    If I can't get my finger to the right spot because of the way my hand is physically healed, then I need to find a new way to get to the note. Hence the lines to gauge how my hand feels, what muscles are being used, does it hurt and can I actually do it.

    My PT says I should play until I hurt and then stop. Keep at it, but be slow and gentle. Always warm up and use ibuprofen and ice if you need to. Hell, typing using home row still hurts and I'm a Ph.D. in English (read A LOT of typing).

    And, Ed, it's sort of hard to cement a muscle memory when you only did it for 4 weeks (on an instrument that you just started learning) and then you couldn't do anything for 4 months. Perhaps it isn't muscle memory, perhaps it's helping a guy who broke his hand find a fairly reasonable way without stopping the instrument altogether to be able to play fairly competently. Do my ears and hands needs more practice and training? Undoubtedly so, but does my rehabbing hand need a way to make sure these grips and hand positions that are so important (to prevent from more lasting and permanent damage) are correct? Yes.

    The bass has been set up to be as easy for me to play as it can without the set up being total crap.

    Further, I have re-enlisted the help of my teacher. As it so happens, he doesn't see the need for lines, though, he does understand that my left hand needs to be doing the right things.

    Thanks for all the suggestions and info. gang.
  17. So, drawn lines don't help... but tape can, if you don't look at it. You can feel where the tape is, and that gives something to aim for. But don't leave it on more than a couple of months.

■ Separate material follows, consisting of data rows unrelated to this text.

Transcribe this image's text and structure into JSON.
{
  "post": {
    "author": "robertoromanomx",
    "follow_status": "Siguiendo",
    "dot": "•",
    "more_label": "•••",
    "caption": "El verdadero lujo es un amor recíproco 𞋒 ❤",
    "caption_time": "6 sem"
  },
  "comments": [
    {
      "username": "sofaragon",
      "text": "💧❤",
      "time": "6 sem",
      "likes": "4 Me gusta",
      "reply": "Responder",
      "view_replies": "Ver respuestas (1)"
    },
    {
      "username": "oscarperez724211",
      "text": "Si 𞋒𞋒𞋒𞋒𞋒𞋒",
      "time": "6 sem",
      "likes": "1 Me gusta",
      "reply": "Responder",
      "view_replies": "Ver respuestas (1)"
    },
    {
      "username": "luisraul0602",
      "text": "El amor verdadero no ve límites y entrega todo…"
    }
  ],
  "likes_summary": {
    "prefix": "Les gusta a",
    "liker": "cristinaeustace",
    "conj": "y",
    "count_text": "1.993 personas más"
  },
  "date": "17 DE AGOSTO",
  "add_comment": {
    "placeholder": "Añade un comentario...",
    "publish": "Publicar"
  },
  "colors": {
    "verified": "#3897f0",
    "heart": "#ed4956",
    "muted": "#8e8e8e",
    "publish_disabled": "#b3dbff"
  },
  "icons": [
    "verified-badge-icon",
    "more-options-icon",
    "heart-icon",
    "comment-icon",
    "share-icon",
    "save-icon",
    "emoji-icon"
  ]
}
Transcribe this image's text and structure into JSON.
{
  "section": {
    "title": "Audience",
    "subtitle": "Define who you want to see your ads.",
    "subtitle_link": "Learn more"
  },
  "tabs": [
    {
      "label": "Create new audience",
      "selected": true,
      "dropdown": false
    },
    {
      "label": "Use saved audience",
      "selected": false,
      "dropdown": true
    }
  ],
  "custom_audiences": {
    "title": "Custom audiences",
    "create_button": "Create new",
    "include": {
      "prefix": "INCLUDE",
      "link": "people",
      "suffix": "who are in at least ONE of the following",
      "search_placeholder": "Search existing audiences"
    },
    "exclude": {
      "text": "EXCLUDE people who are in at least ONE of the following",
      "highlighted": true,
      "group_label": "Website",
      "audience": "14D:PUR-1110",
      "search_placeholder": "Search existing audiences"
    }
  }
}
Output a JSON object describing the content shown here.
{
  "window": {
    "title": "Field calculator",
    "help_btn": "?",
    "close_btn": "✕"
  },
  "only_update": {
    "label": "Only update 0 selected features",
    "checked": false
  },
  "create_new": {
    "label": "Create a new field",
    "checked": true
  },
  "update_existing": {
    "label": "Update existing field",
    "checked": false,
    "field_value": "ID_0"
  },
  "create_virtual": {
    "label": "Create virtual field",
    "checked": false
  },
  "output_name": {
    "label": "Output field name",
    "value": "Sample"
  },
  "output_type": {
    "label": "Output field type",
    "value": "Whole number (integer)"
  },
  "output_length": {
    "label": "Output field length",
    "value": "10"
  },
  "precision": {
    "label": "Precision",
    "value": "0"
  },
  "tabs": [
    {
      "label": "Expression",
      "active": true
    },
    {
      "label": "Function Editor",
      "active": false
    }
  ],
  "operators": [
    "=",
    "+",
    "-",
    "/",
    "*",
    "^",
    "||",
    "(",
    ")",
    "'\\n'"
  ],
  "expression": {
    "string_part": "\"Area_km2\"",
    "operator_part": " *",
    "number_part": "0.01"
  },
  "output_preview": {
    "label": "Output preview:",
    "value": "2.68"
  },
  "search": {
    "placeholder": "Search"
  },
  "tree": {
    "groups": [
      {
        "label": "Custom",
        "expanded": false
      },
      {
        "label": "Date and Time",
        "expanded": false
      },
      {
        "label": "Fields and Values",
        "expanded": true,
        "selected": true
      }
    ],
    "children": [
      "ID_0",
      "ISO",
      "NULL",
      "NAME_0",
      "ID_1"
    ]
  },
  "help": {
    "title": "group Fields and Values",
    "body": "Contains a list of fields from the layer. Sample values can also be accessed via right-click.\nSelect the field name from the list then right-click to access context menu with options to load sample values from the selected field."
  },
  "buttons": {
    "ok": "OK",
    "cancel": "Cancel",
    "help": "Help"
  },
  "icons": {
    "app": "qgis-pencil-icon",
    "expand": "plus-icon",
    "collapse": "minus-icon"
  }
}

    As for the injury, I can't really do anything but sympathise... it's a long road to recovery with some hand injuries, so don't reinjure yourself. Since you're learning at the same time, just be aware that this is going to slow you down, set goals accordingly.
  18. I broke my hand once too, zongeek and when I close my hands, a finger closes crooked, my right ring finger. You will be able to play fine. Mine affected my finger picking when I played guitar.
  19. til mannix

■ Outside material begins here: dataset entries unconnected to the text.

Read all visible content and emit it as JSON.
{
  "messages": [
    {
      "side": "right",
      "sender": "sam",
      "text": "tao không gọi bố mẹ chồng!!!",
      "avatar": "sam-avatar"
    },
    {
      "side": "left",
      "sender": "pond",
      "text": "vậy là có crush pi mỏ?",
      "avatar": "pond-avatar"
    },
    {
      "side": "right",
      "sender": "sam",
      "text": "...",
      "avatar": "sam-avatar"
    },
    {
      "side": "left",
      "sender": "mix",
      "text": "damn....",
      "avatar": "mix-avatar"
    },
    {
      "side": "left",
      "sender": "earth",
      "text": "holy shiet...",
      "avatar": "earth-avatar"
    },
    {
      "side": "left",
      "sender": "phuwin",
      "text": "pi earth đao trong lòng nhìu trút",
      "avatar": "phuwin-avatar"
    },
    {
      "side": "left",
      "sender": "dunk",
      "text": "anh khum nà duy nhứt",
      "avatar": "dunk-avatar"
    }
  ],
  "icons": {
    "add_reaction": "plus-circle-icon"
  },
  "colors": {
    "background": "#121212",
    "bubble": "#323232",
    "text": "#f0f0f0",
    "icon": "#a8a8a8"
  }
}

    til mannix

    Mar 5, 2013
    First of all I would find a good massage therapist who has had experience with this kind of injury. Check your local massage accreditation board for recommendations and word of mouth. Practitioners of a special kind of massage therapy called Rolfing are known for their ability to restructure the body. I may be prejudiced but having practiced massage therapy for 30 years I find the approach that we use to be less cookie cutter and more individual than PT. You need both exercise and rest in measured doses. The strength in your hands comes from the muscles in your forearms so flexors and extensor muscles have to be rehabilitated. The fracture site on your metacarpal may have a bit of calcium deposit from the healing process that may irritate nearby tendons when you open and close your hand. It may still be possible to break some of that scar tissue down. Use the ice to bring down inflammation but be very careful with any of the NSAIDs (non steroidal anti inflamatory drugs) Ibuprophen (Advil) and especially its big brother Naproxen (Aleve). These drugs have wrecked my stomach lining. Ice has no side effects.
    If it were me, at first, I'd practice fingering notes using very light pressure and not using my right hand and I would stop at the first indication that I'm getting tired. I would warm my hand in a hot epsom salts bath for 5 minutes at a time and then gently hyper extend my fingers (I push backwards and hold until I just start to feel the ouch. I hold until it stretches and stops aching then I stretch a little further). Maybe 2 sets of this. It can get annoying but worth it. Also I would massage the area around the injury, gradually encroaching on it until it got too tender to touch then rest. Start squeezing a very soft rubber ball gradually working up to firmer balls (yes, I'm still talking therapy here). A hot epsom salts bath will help my forearms eliminate some of the lactic acid buildup and make them feel great after a work out. I hope this helps.

    BTW Use what ever means you need to feel confident and comfortable when you practice. No one will see the lines or the tape on the neck when they listen to the recording. Just realize that you cannot read and look at your hands at the same time so eventually you will have to lose the training wheels.